Photo: James Good, ‘Swamp TV’, Used under CC-BY-NC https://www.flickr.com/photos/jamesgood/363013819/

TIMECODE: Angels of Mons

Posted April 13, 2015 by mgoodall
Categories: Timecode


‘The Angels of Mons’

David Clarke (Sheffield Hallam University)

Wednesday 29 April, 6pm, D1 Richmond, University of Bradford

2014 marks the centenary of the outbreak of the First World War and the birth of the most enduring legend of that conflict, The Angels of Mons. The ferocity of the battle and fear of early defeat encouraged an atmosphere on the Home Front that was receptive to the supernatural. From this cauldron of hope, faith and fear emerged an inspiring story of warrior angels that appeared to save British troops from the German onslaught in Belgium. The legend became part of the folk memory of the war and encouraged those who believed the Allies had divine support on the battlefield.

This talk by Sheffield Hallam University journalism lecturer David Clarke is based upon his book The Angel of Mons (2004). His new book Britain’s X-traordinary Files is published by Bloomsbury/The National Archives.

TIMECODE John Mowitt: ‘Tercer Sonido’

Posted February 10, 2015 by mgoodall
Categories: Timecode


John Mowitt (University of Leeds)

Tercer Sonido: alliterative sound and

the Tercer Cine movement of the 1960s and 70s


Wednesday 25 February 2015, 6pm

University of Bradford

D1, Richmond Building

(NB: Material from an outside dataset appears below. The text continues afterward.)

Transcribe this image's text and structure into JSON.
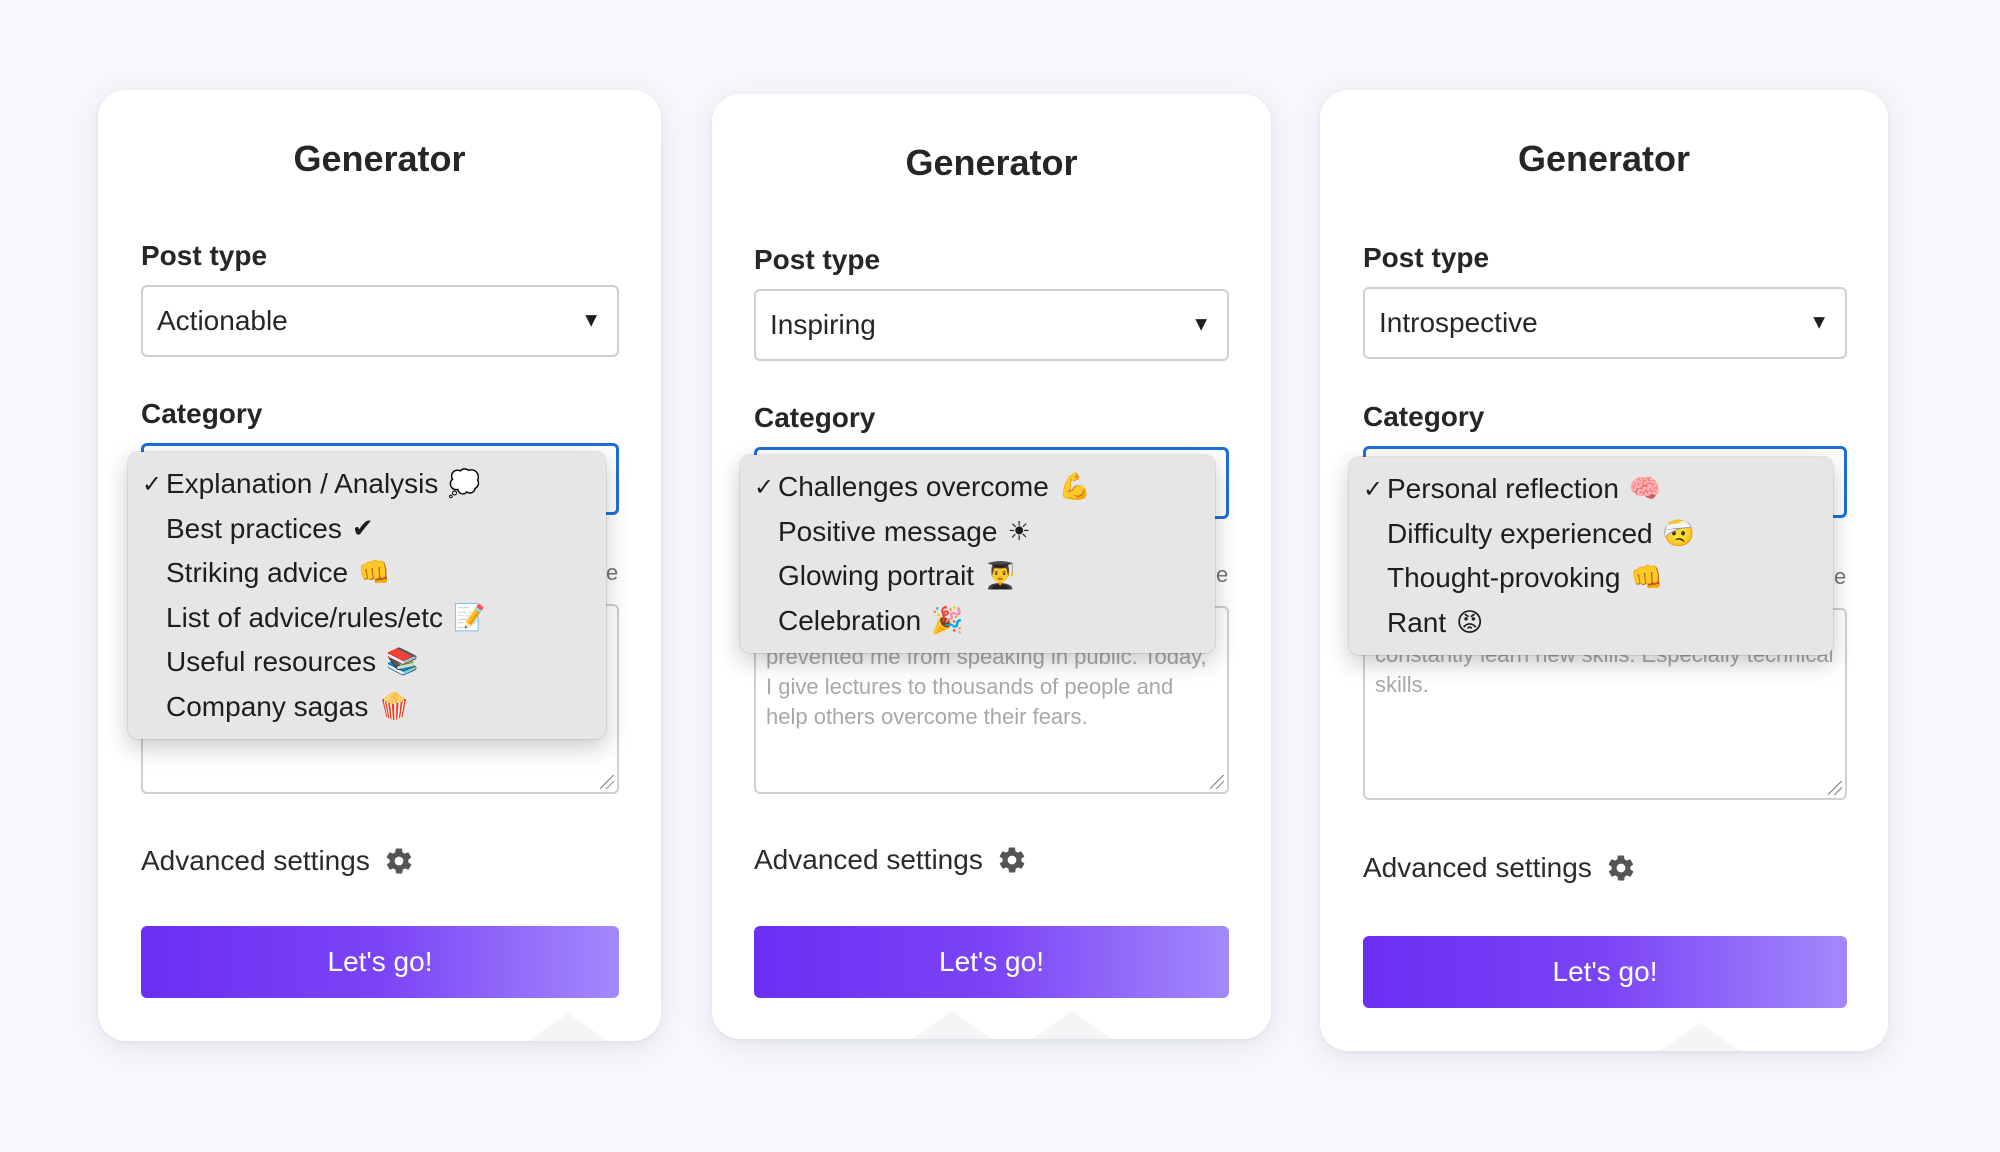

Tercer Sonido derives from the forthcoming, SOUNDS: THE AMBIENT HUMANITIES, a text each of whose chapters constitutes a sustained meditation on what I refer to as “faint/feint sounds.” An overarching theme, or drone note, is a view of the humanities as a practice of “problem finding,” and in “Tercer Sonido” the problem that concerns me bears on the troubling status of sound, or perhaps even the soundtrack, in the theory and practice of Tercer Cine. Through a sustained discussion of sound in both LA HORA DE LOS ORNOS (the hour of the furnaces/ovens) and the well-known programatic statement by Solano and Gettino, “Toward a Third Cinema,” I consider how a blatant but un-theorized sound might constitute thirdness itself as a sonic property, but one that puts acute conceptual pressure on the sonic as such.


John Mowitt holds the Leadership Chair in the Critical Humanities at the University of Leeds. His publications range widely over the fields of culture, politics and theory. In 2008 he collaborated with the composer Jarrod Fowler to transfigure his book, Percussion: Drumming, Beating, Striking, from a printed to a sonic text/performance, “Percussion” as Percussion. His Radio: Essays in Bad Reception appeared in 2011 from the University of California Press, and his current book, Sounds: The Ambient Humanities, is also forthcoming from California. In addition, he is a senior co-editor of the journal, Cultural Critique.

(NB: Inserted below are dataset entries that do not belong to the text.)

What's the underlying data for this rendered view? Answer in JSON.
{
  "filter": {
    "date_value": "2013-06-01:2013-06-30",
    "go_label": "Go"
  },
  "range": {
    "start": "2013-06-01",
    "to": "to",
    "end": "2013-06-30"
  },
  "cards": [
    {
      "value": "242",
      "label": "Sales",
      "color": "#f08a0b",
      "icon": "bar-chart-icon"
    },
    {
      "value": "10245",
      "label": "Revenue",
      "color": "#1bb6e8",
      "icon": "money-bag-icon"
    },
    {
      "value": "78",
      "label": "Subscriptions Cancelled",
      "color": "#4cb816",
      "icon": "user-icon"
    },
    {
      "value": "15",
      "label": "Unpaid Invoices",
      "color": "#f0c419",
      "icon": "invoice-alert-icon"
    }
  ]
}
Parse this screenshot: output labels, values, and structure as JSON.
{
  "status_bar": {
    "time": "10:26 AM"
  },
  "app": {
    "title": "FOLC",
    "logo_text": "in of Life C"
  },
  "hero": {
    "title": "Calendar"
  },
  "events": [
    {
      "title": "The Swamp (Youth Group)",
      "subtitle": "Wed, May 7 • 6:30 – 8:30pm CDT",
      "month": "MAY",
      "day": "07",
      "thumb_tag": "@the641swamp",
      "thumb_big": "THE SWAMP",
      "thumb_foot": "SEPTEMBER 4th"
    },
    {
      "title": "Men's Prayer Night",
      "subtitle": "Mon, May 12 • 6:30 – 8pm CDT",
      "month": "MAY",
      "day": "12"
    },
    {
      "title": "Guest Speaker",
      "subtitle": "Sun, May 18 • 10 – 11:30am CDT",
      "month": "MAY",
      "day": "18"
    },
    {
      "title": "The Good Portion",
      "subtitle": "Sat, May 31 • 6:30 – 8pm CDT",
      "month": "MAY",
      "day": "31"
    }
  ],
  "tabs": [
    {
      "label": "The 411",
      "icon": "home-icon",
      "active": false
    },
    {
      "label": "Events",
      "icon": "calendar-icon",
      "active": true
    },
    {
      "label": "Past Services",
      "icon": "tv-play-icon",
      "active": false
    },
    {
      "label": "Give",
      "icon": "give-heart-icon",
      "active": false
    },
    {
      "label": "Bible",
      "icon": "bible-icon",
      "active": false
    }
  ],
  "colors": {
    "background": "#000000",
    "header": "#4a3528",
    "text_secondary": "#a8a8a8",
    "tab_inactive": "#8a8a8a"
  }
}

TIMECODE: Folklore Tapes

Posted January 5, 2015 by mgoodall
Categories: Timecode


David Chatton Barker/Folklore Tapes

Lorecheology (channelling echoes of the past for reanimation)

Wednesday 28 January 2015, 6pm

University of Bradford, John Stanley Bell Lecture Theatre, Richmond Building

Multi-disciplined artist David Chatton Barker will be exploring the possibilities of how echoes from the past can be reanimated in the present through multi-media approaches, to better understand these lost times and by doing so understanding more about ourselves. Drawing upon his work through the Folklore Tapes project David will be discussing this alongside a variety of projections and audio samples as well as showcasing a selection of physical works to interact with.

Folklore Tapes is an open-ended research project exploring the vernacular arcana of Great Britain and beyond; traversing the myths, mysteries, magic and strange phenomena of the old counties via abstracted musical reinterpretation and experimental visuals. The driving principle of the project is to bring the nation’s folk record to life, to rekindle interest in the treasure trove of traditional culture by finding new forms for its expression. Over the past three years the project has produced over twenty limited-edition releases, completed a well-received national tour, and overseen numerous installations, exhibitions and bespoke live events. Folklore Tapes contributors include members of Broadcast, Clinic and Andy Votel among their number.